What this task involves
Please write out all of the data below exactly, without including the pictures.

Data
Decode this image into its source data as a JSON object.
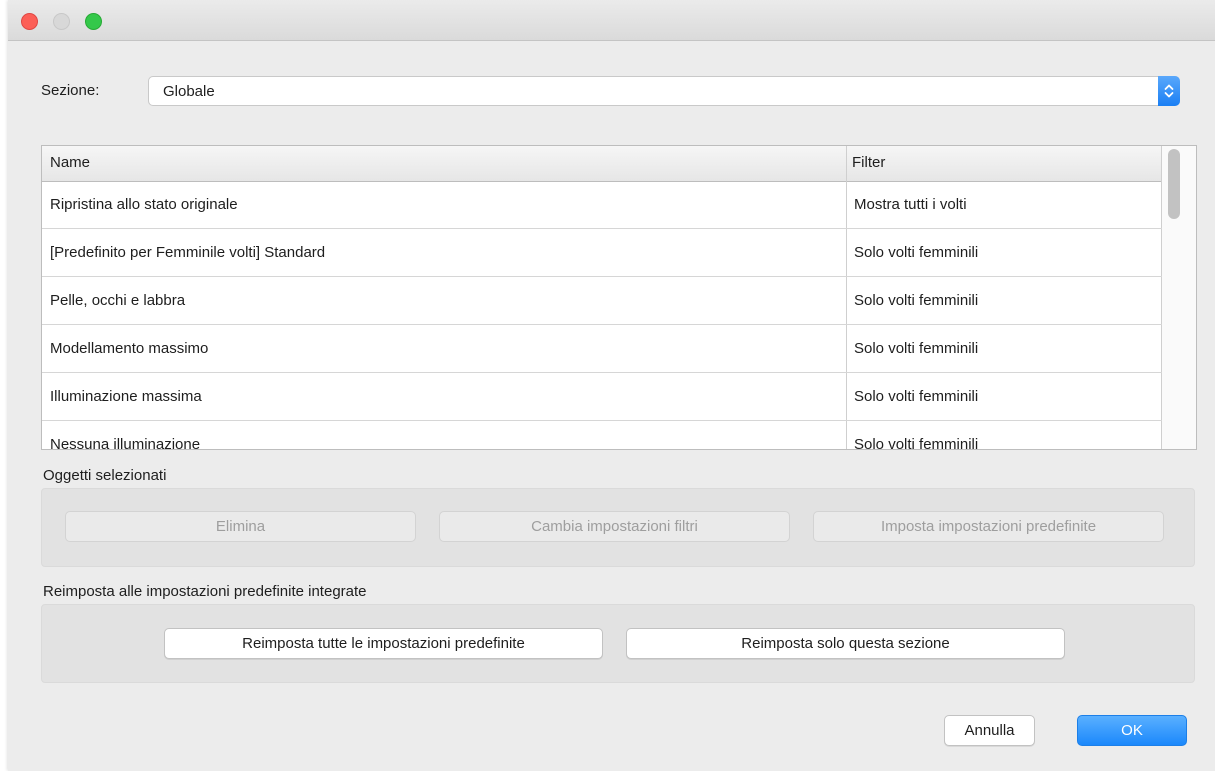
{
  "section": {
    "label": "Sezione:",
    "value": "Globale"
  },
  "table": {
    "headers": {
      "name": "Name",
      "filter": "Filter"
    },
    "rows": [
      {
        "name": "Ripristina allo stato originale",
        "filter": "Mostra tutti i volti"
      },
      {
        "name": "[Predefinito per Femminile volti] Standard",
        "filter": "Solo volti femminili"
      },
      {
        "name": "Pelle, occhi e labbra",
        "filter": "Solo volti femminili"
      },
      {
        "name": "Modellamento massimo",
        "filter": "Solo volti femminili"
      },
      {
        "name": "Illuminazione massima",
        "filter": "Solo volti femminili"
      },
      {
        "name": "Nessuna illuminazione",
        "filter": "Solo volti femminili"
      }
    ]
  },
  "selected": {
    "label": "Oggetti selezionati",
    "delete": "Elimina",
    "change_filters": "Cambia impostazioni filtri",
    "set_default": "Imposta impostazioni predefinite"
  },
  "reset": {
    "label": "Reimposta alle impostazioni predefinite integrate",
    "reset_all": "Reimposta tutte le impostazioni predefinite",
    "reset_section": "Reimposta solo questa sezione"
  },
  "footer": {
    "cancel": "Annulla",
    "ok": "OK"
  },
  "colors": {
    "accent": "#1b88fb",
    "close": "#fc5f57",
    "maximize": "#34c84a"
  }
}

Response
Decode this image into its source data as a JSON object.
{
  "section": {
    "label": "Sezione:",
    "value": "Globale"
  },
  "table": {
    "headers": {
      "name": "Name",
      "filter": "Filter"
    },
    "rows": [
      {
        "name": "Ripristina allo stato originale",
        "filter": "Mostra tutti i volti"
      },
      {
        "name": "[Predefinito per Femminile volti] Standard",
        "filter": "Solo volti femminili"
      },
      {
        "name": "Pelle, occhi e labbra",
        "filter": "Solo volti femminili"
      },
      {
        "name": "Modellamento massimo",
        "filter": "Solo volti femminili"
      },
      {
        "name": "Illuminazione massima",
        "filter": "Solo volti femminili"
      },
      {
        "name": "Nessuna illuminazione",
        "filter": "Solo volti femminili"
      }
    ]
  },
  "selected": {
    "label": "Oggetti selezionati",
    "delete": "Elimina",
    "change_filters": "Cambia impostazioni filtri",
    "set_default": "Imposta impostazioni predefinite"
  },
  "reset": {
    "label": "Reimposta alle impostazioni predefinite integrate",
    "reset_all": "Reimposta tutte le impostazioni predefinite",
    "reset_section": "Reimposta solo questa sezione"
  },
  "footer": {
    "cancel": "Annulla",
    "ok": "OK"
  },
  "colors": {
    "accent": "#1b88fb",
    "close": "#fc5f57",
    "maximize": "#34c84a"
  }
}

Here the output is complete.